## [Work required]
Please count how many lines below contain the word "JSON" and reply with only that number.

## [Source data]

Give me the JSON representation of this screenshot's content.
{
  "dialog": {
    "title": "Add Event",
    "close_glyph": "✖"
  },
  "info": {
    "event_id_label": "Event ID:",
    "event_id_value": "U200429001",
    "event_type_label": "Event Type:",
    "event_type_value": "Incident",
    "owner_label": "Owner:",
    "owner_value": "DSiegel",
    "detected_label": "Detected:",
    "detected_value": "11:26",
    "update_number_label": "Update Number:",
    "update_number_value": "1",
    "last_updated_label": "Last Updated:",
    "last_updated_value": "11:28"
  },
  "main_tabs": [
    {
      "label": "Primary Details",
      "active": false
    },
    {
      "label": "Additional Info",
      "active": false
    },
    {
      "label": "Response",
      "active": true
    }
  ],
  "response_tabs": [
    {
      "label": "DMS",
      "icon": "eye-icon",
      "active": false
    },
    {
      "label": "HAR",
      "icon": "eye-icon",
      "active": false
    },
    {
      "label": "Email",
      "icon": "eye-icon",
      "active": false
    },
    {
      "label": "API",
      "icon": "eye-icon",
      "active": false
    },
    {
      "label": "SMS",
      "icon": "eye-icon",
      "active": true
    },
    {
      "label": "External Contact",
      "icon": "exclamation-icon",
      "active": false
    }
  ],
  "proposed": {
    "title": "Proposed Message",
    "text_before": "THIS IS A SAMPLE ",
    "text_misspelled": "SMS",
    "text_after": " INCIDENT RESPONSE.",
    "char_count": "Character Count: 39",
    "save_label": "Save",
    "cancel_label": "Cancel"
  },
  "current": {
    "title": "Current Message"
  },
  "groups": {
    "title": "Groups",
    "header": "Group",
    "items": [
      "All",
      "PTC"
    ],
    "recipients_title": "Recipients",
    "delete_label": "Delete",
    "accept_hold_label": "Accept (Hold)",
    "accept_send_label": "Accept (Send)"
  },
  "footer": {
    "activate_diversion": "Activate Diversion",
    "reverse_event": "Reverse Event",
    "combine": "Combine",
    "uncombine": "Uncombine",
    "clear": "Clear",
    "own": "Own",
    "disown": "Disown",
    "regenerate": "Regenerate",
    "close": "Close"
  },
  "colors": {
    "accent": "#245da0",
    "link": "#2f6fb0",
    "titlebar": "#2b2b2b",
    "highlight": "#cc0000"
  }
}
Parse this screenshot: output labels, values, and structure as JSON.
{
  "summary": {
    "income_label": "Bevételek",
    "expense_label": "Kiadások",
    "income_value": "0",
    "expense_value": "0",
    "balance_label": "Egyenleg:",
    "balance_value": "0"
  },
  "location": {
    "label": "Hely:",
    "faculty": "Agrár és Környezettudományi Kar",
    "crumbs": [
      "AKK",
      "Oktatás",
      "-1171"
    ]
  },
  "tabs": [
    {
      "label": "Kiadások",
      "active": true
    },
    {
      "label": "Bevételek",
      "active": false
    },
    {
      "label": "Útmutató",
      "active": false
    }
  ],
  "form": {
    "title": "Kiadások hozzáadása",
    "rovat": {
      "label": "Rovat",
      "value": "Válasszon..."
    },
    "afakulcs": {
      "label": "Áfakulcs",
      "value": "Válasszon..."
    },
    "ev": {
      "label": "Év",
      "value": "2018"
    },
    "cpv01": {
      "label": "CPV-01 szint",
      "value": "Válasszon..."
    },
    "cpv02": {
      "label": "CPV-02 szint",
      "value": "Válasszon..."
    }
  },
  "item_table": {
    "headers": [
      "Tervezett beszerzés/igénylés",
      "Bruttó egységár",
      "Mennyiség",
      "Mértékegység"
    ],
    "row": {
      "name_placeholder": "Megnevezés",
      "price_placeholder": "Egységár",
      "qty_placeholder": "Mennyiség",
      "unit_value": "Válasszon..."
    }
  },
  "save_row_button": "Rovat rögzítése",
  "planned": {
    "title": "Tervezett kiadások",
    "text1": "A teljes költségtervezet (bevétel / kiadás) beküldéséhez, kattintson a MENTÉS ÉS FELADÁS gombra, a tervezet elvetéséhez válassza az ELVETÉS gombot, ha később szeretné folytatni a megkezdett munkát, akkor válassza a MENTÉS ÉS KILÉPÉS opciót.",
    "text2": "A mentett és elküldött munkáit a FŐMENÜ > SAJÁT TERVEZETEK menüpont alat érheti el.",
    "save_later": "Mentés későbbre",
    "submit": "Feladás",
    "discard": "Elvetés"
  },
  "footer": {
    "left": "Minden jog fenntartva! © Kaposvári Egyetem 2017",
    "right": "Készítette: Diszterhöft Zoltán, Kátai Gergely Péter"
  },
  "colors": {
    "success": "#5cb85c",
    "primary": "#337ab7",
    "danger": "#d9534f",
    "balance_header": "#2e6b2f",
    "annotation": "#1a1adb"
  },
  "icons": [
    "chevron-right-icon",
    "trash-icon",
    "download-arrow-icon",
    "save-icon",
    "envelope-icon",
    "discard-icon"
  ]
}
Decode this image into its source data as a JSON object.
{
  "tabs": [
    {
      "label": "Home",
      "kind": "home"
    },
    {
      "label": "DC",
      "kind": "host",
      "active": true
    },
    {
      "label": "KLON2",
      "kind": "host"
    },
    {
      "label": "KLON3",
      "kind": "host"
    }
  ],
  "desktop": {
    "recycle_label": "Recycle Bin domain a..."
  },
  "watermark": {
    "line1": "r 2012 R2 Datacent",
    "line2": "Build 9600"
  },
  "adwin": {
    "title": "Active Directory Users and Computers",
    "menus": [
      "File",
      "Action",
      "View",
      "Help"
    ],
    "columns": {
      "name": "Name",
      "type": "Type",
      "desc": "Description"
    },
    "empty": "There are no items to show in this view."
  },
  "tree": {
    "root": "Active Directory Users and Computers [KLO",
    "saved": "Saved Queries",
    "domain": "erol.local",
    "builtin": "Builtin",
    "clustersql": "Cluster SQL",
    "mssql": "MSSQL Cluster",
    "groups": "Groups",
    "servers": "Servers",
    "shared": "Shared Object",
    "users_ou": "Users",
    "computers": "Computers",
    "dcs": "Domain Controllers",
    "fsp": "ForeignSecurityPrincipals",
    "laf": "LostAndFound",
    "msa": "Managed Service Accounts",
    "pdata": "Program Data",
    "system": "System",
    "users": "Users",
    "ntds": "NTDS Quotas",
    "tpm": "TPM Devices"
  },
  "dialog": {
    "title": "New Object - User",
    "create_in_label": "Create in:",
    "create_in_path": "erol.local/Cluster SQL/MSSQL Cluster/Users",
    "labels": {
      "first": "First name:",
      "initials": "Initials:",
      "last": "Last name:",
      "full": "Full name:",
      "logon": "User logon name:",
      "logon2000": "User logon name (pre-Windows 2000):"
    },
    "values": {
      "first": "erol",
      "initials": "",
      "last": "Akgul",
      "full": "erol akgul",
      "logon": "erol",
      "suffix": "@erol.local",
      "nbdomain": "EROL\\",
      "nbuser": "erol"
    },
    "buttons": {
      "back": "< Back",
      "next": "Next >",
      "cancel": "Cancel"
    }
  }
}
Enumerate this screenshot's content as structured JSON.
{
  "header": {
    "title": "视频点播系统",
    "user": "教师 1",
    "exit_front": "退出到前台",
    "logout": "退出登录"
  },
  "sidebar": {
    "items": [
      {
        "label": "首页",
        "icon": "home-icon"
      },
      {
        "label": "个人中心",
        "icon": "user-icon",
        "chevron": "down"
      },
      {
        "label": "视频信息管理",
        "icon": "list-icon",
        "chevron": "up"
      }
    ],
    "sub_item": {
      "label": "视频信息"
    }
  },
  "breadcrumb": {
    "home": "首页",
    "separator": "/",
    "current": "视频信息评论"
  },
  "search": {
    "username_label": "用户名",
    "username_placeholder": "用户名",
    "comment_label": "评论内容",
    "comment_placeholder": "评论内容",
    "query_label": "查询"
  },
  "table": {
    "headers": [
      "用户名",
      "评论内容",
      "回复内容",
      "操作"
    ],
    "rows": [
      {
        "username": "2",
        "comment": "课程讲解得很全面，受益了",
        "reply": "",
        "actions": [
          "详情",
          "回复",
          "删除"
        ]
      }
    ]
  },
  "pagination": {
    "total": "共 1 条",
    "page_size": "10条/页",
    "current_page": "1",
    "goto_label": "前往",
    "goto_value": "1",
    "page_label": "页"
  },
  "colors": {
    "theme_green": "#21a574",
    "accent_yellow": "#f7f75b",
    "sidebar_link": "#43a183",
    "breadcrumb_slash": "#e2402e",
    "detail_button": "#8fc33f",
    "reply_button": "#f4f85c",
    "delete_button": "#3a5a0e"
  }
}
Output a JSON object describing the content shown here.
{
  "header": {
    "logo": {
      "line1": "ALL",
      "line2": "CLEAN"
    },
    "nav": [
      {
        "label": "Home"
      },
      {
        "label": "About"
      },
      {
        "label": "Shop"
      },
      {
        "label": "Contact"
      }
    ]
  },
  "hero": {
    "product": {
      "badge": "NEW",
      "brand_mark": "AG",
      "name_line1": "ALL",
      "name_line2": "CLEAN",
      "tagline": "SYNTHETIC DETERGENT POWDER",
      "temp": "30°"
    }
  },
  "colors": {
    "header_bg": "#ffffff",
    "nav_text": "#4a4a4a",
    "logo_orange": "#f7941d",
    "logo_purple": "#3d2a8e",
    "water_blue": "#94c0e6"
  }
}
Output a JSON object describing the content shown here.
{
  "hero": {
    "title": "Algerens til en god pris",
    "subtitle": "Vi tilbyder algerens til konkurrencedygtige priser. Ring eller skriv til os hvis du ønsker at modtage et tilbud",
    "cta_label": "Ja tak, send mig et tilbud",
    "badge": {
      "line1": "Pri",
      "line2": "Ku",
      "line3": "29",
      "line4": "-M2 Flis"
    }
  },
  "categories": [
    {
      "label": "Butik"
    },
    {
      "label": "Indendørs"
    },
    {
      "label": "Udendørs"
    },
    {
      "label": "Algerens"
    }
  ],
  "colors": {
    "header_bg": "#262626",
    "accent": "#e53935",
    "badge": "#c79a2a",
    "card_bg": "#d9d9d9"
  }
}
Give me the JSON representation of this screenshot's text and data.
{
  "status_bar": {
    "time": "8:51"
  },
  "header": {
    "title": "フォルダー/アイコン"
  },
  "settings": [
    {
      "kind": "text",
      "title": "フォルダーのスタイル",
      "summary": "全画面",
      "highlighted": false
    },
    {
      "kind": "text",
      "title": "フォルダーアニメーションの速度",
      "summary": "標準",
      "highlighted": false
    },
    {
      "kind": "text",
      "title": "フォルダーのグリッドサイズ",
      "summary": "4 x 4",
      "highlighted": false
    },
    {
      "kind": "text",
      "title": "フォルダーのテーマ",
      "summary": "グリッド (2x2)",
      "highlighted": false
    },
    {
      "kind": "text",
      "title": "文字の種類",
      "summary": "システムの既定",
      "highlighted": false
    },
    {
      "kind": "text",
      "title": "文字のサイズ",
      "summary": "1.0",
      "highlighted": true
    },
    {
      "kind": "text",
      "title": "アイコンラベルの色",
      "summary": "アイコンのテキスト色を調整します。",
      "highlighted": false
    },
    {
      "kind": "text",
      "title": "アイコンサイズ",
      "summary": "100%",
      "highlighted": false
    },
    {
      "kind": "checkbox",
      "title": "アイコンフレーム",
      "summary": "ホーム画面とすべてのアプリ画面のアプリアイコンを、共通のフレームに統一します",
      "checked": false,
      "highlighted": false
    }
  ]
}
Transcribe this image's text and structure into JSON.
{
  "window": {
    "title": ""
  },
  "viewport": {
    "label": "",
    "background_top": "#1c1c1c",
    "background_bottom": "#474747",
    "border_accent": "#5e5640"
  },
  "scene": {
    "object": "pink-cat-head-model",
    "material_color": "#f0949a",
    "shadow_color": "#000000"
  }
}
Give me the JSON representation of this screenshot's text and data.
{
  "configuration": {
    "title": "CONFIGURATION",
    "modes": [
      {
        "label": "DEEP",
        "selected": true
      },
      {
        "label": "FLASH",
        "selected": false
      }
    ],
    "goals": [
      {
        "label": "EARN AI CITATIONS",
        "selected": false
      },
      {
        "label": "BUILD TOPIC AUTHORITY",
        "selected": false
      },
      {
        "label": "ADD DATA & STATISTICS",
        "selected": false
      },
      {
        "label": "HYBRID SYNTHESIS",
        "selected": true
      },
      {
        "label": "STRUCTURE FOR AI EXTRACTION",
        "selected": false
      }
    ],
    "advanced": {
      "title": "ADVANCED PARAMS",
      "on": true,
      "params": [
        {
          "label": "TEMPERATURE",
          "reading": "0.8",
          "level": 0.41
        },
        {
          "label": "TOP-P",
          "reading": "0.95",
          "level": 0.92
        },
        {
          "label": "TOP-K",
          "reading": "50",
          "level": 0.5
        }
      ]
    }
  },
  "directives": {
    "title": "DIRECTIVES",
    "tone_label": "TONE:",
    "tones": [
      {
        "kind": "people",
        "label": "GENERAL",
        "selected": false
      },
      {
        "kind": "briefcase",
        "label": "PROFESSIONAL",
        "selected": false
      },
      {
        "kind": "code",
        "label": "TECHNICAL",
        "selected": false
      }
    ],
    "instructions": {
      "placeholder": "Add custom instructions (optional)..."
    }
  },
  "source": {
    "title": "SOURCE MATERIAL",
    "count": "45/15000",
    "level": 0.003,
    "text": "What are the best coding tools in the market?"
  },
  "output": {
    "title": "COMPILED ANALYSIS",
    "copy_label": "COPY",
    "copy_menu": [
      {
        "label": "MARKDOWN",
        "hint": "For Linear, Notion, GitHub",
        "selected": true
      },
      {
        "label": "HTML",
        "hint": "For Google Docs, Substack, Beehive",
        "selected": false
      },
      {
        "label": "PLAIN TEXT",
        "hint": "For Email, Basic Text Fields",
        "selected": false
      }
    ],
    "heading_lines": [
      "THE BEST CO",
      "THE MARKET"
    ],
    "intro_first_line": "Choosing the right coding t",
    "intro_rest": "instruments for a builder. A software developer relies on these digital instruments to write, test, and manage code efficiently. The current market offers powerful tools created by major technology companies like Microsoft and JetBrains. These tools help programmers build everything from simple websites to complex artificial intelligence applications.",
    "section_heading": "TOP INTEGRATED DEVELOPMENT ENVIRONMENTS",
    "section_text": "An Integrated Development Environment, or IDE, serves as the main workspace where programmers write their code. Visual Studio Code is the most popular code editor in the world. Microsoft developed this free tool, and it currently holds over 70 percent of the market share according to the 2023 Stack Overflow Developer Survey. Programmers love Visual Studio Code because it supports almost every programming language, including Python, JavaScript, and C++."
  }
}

## [Solution for this problem]
9